As a St Louis Missouri medical malpractice lawyer, one of the most common defenses I hear is that the injury the patient suffered is a "known risk" or "complication" of the procedure, therefore, to cause the injury is not medically negligent. Complications are not always like side effects, which are unavoidable in certain situations and result without negligence. May times complications are unavoidable and not the result of negligence, however, just because a certain complication is a known risk of the procedure does not absolve the doctor of any negligence. Inattentive mistakes (medical negligence) is a "known risk" of surgery, inattentive mistakes are a known risk of just about anything we do, but they are still mistakes.
Lets take for example Gallbladder removal operations, the defense is often that injury to the common bile duct is a known risk of the procedure so its not negligence to cause the injury. So, does mistaking the common duct for the cystic duct and then cutting it not negligent? or putting and leaving clips on the common bile duct not negligent? Obviously that is negligence. Maybe a situation where the surgeon nicks the common duct and then realizes his error and corrects it appropriately, then I would agree, it is not negligent.
Malpractice defense lawyers love to argue that it is a known risk or complication, the doctor had no bad intent, and he was doing his best. Despite the fact the rules of surgery were broken. A known risk of most operations, or anytime you go under general anesthesia, is death. So if the surgeon is negligent and the patient dies is the health care provider absolved from any Missouri wrongful death action simply because death is a known risk of a procedure? Of course not, it is a known risk but may have been caused for avoidable or unavoidable reasons.
Lets put the "known risk" defense in context with something most of us do everyday, driving. Every time we drive anywhere it is a known risk that we may be in a car accident and suffer injury.
It is a "known risk" (complication) every time you drive through an intersection that someone may run a red light and hit you broadside.
It is a "known risk" (complication) that another driver could drift across the center line and cause a head on collision.
It is a "known risk" when you stop at a red light or stop sign an inattentive driver could run into the rear of your car. In fact this is a very well known risk as it is the most common type of motor vehicle accident.
We take on a "known risk" (complication) of possibly being in a car accident every time we drive.
So, since the above situations are "known risks" of driving does that mean the other driver that did not follow the rules of the road, was therefore negligent, and caused the car or truck accident resulting in personal injury should not be held accountable? because it is a known risk (i.e. complication) of driving? Of course not!
A personal injury lawyer must make these distinctions clear to a jury, as they, like most people, are not familiar with medical terms and rules, and when they hear "known risk" or "known complication" they are trying to be tricked into believing that is a get out of jail free card for the health care provider. Injury attorneys need to clearly explain the difference between known risks and unavoidable side effects.

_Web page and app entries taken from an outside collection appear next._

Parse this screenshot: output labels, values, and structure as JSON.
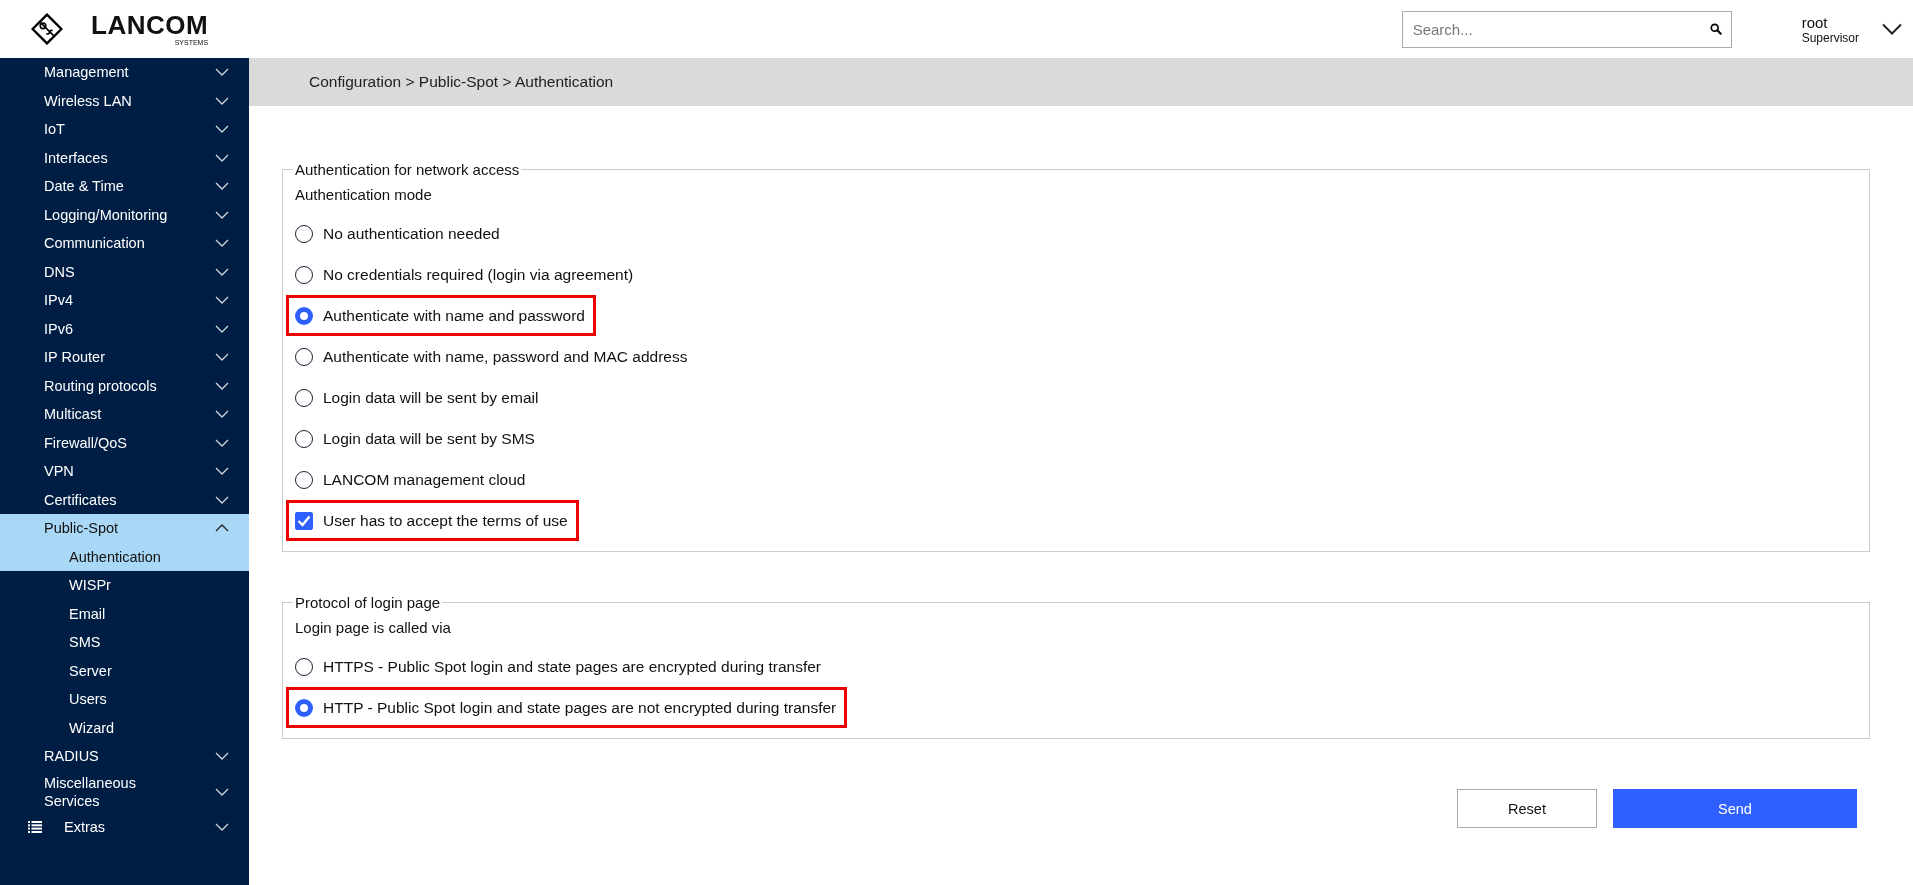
{
  "header": {
    "logo_text": "LANCOM",
    "logo_subtext": "SYSTEMS",
    "search": {
      "placeholder": "Search..."
    },
    "user": {
      "name": "root",
      "role": "Supervisor"
    }
  },
  "sidebar": {
    "items": [
      {
        "label": "Management",
        "expanded": false,
        "selected": false
      },
      {
        "label": "Wireless LAN",
        "expanded": false,
        "selected": false
      },
      {
        "label": "IoT",
        "expanded": false,
        "selected": false
      },
      {
        "label": "Interfaces",
        "expanded": false,
        "selected": false
      },
      {
        "label": "Date & Time",
        "expanded": false,
        "selected": false
      },
      {
        "label": "Logging/Monitoring",
        "expanded": false,
        "selected": false
      },
      {
        "label": "Communication",
        "expanded": false,
        "selected": false
      },
      {
        "label": "DNS",
        "expanded": false,
        "selected": false
      },
      {
        "label": "IPv4",
        "expanded": false,
        "selected": false
      },
      {
        "label": "IPv6",
        "expanded": false,
        "selected": false
      },
      {
        "label": "IP Router",
        "expanded": false,
        "selected": false
      },
      {
        "label": "Routing protocols",
        "expanded": false,
        "selected": false
      },
      {
        "label": "Multicast",
        "expanded": false,
        "selected": false
      },
      {
        "label": "Firewall/QoS",
        "expanded": false,
        "selected": false
      },
      {
        "label": "VPN",
        "expanded": false,
        "selected": false
      },
      {
        "label": "Certificates",
        "expanded": false,
        "selected": false
      },
      {
        "label": "Public-Spot",
        "expanded": true,
        "selected": true,
        "children": [
          {
            "label": "Authentication",
            "selected": true
          },
          {
            "label": "WISPr",
            "selected": false
          },
          {
            "label": "Email",
            "selected": false
          },
          {
            "label": "SMS",
            "selected": false
          },
          {
            "label": "Server",
            "selected": false
          },
          {
            "label": "Users",
            "selected": false
          },
          {
            "label": "Wizard",
            "selected": false
          }
        ]
      },
      {
        "label": "RADIUS",
        "expanded": false,
        "selected": false
      },
      {
        "label": "Miscellaneous Services",
        "expanded": false,
        "selected": false
      },
      {
        "label": "Extras",
        "expanded": false,
        "selected": false,
        "kind": "icon"
      }
    ]
  },
  "breadcrumb": "Configuration > Public-Spot > Authentication",
  "sections": [
    {
      "legend": "Authentication for network access",
      "subtitle": "Authentication mode",
      "options": [
        {
          "kind": "radio",
          "label": "No authentication needed",
          "selected": false,
          "highlighted": false
        },
        {
          "kind": "radio",
          "label": "No credentials required (login via agreement)",
          "selected": false,
          "highlighted": false
        },
        {
          "kind": "radio",
          "label": "Authenticate with name and password",
          "selected": true,
          "highlighted": true
        },
        {
          "kind": "radio",
          "label": "Authenticate with name, password and MAC address",
          "selected": false,
          "highlighted": false
        },
        {
          "kind": "radio",
          "label": "Login data will be sent by email",
          "selected": false,
          "highlighted": false
        },
        {
          "kind": "radio",
          "label": "Login data will be sent by SMS",
          "selected": false,
          "highlighted": false
        },
        {
          "kind": "radio",
          "label": "LANCOM management cloud",
          "selected": false,
          "highlighted": false
        },
        {
          "kind": "checkbox",
          "label": "User has to accept the terms of use",
          "checked": true,
          "highlighted": true
        }
      ]
    },
    {
      "legend": "Protocol of login page",
      "subtitle": "Login page is called via",
      "options": [
        {
          "kind": "radio",
          "label": "HTTPS - Public Spot login and state pages are encrypted during transfer",
          "selected": false,
          "highlighted": false
        },
        {
          "kind": "radio",
          "label": "HTTP - Public Spot login and state pages are not encrypted during transfer",
          "selected": true,
          "highlighted": true
        }
      ]
    }
  ],
  "buttons": [
    {
      "label": "Reset",
      "kind": "secondary"
    },
    {
      "label": "Send",
      "kind": "primary"
    }
  ]
}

I like the analogy of the rules of the road above to dispel the know risks defense, then to further explain, unavoidable complications are like medicine side effects, if you take Aspirin, you may get stomach pain, not because someone was negligent, but it is an unavoidable complication or side effect that can occur.